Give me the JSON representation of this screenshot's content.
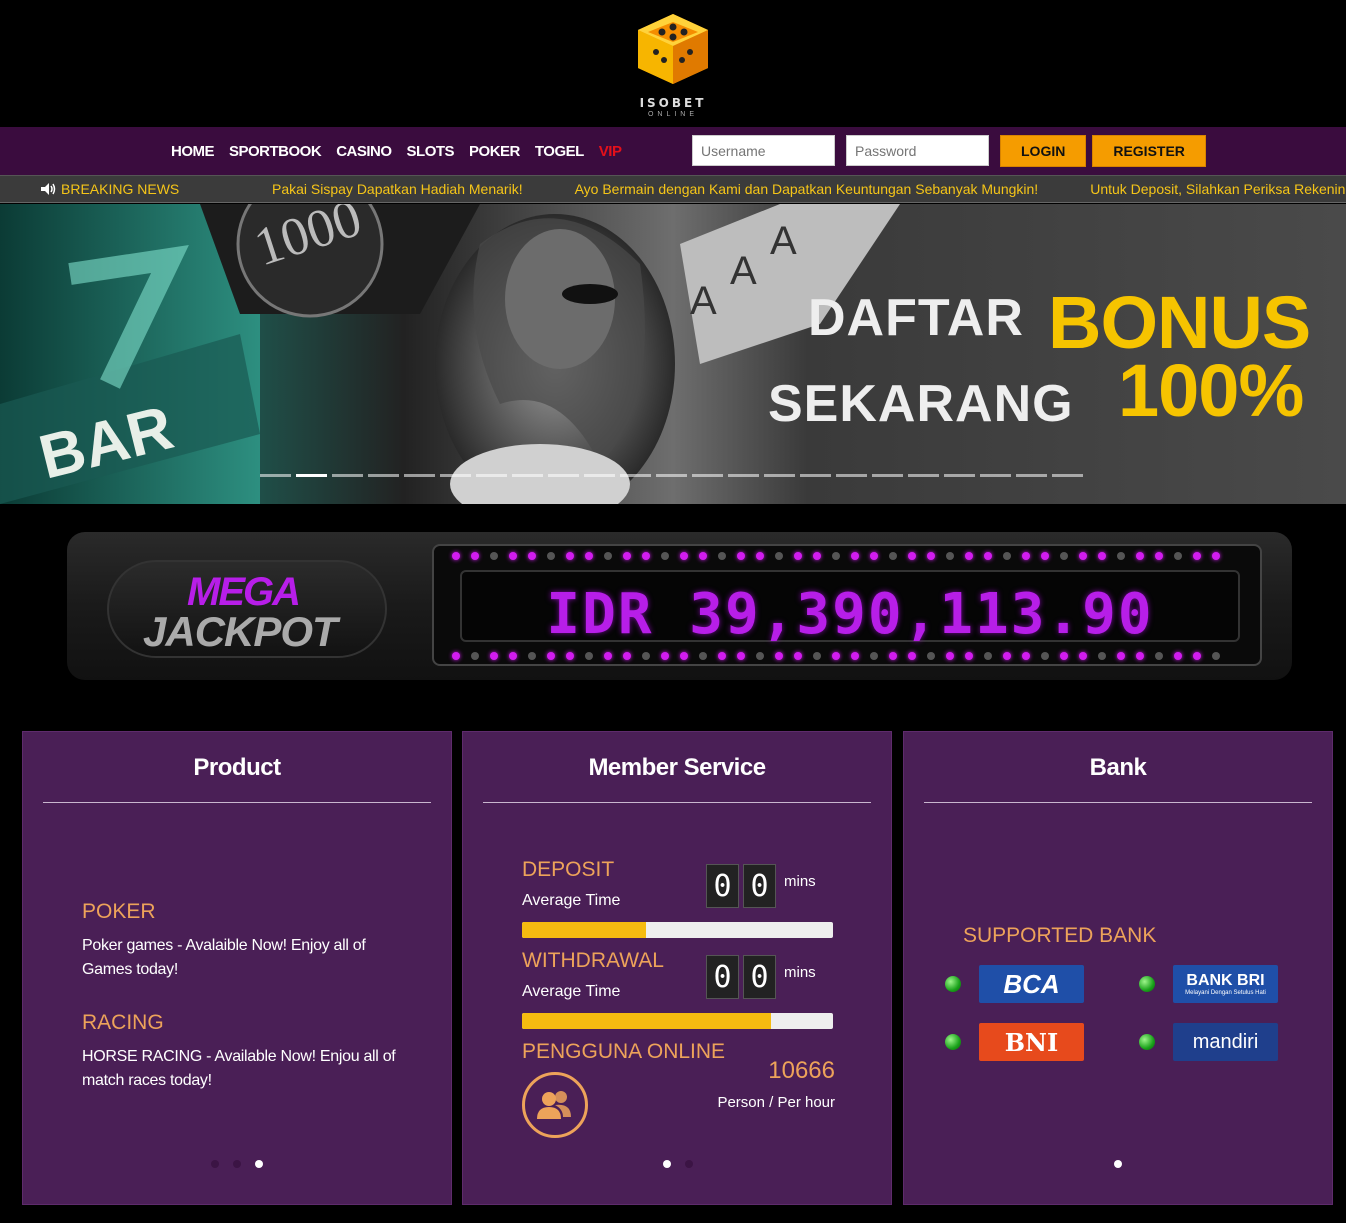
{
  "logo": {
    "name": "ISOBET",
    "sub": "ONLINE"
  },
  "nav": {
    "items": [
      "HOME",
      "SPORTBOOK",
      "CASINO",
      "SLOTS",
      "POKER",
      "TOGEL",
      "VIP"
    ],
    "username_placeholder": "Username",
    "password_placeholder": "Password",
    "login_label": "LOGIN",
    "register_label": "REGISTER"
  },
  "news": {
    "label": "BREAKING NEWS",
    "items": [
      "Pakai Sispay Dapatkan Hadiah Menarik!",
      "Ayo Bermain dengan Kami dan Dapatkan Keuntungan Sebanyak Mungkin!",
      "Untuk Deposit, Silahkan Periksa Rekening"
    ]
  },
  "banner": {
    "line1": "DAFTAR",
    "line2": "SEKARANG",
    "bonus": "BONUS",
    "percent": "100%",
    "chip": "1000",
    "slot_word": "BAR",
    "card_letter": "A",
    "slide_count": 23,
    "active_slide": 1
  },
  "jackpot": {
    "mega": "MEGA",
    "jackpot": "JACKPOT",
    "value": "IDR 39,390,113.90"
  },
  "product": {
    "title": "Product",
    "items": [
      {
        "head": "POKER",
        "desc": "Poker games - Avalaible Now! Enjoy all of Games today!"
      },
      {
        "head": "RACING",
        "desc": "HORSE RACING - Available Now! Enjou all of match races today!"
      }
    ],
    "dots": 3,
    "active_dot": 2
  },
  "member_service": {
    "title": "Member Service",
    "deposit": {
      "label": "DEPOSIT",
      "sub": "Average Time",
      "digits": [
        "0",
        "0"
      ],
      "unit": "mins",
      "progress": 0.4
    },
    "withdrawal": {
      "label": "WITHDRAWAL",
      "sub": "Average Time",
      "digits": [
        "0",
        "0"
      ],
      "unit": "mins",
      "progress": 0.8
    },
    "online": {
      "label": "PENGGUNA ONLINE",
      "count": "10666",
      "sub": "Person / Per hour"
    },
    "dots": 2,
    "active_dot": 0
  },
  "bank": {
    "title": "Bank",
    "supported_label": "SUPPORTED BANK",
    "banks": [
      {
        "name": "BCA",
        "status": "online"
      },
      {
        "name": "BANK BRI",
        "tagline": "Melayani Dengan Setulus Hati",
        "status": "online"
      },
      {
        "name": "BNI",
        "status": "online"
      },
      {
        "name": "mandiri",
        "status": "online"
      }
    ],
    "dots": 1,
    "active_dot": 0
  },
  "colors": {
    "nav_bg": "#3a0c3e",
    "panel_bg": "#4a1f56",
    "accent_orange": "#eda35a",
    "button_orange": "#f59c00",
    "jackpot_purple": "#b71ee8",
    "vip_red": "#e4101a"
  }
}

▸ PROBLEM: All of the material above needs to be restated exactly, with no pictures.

▸ OUTPUT OF THE EXERCISE:
Give me the JSON representation of this screenshot's content.
{
  "logo": {
    "name": "ISOBET",
    "sub": "ONLINE"
  },
  "nav": {
    "items": [
      "HOME",
      "SPORTBOOK",
      "CASINO",
      "SLOTS",
      "POKER",
      "TOGEL",
      "VIP"
    ],
    "username_placeholder": "Username",
    "password_placeholder": "Password",
    "login_label": "LOGIN",
    "register_label": "REGISTER"
  },
  "news": {
    "label": "BREAKING NEWS",
    "items": [
      "Pakai Sispay Dapatkan Hadiah Menarik!",
      "Ayo Bermain dengan Kami dan Dapatkan Keuntungan Sebanyak Mungkin!",
      "Untuk Deposit, Silahkan Periksa Rekening"
    ]
  },
  "banner": {
    "line1": "DAFTAR",
    "line2": "SEKARANG",
    "bonus": "BONUS",
    "percent": "100%",
    "chip": "1000",
    "slot_word": "BAR",
    "card_letter": "A",
    "slide_count": 23,
    "active_slide": 1
  },
  "jackpot": {
    "mega": "MEGA",
    "jackpot": "JACKPOT",
    "value": "IDR 39,390,113.90"
  },
  "product": {
    "title": "Product",
    "items": [
      {
        "head": "POKER",
        "desc": "Poker games - Avalaible Now! Enjoy all of Games today!"
      },
      {
        "head": "RACING",
        "desc": "HORSE RACING - Available Now! Enjou all of match races today!"
      }
    ],
    "dots": 3,
    "active_dot": 2
  },
  "member_service": {
    "title": "Member Service",
    "deposit": {
      "label": "DEPOSIT",
      "sub": "Average Time",
      "digits": [
        "0",
        "0"
      ],
      "unit": "mins",
      "progress": 0.4
    },
    "withdrawal": {
      "label": "WITHDRAWAL",
      "sub": "Average Time",
      "digits": [
        "0",
        "0"
      ],
      "unit": "mins",
      "progress": 0.8
    },
    "online": {
      "label": "PENGGUNA ONLINE",
      "count": "10666",
      "sub": "Person / Per hour"
    },
    "dots": 2,
    "active_dot": 0
  },
  "bank": {
    "title": "Bank",
    "supported_label": "SUPPORTED BANK",
    "banks": [
      {
        "name": "BCA",
        "status": "online"
      },
      {
        "name": "BANK BRI",
        "tagline": "Melayani Dengan Setulus Hati",
        "status": "online"
      },
      {
        "name": "BNI",
        "status": "online"
      },
      {
        "name": "mandiri",
        "status": "online"
      }
    ],
    "dots": 1,
    "active_dot": 0
  },
  "colors": {
    "nav_bg": "#3a0c3e",
    "panel_bg": "#4a1f56",
    "accent_orange": "#eda35a",
    "button_orange": "#f59c00",
    "jackpot_purple": "#b71ee8",
    "vip_red": "#e4101a"
  }
}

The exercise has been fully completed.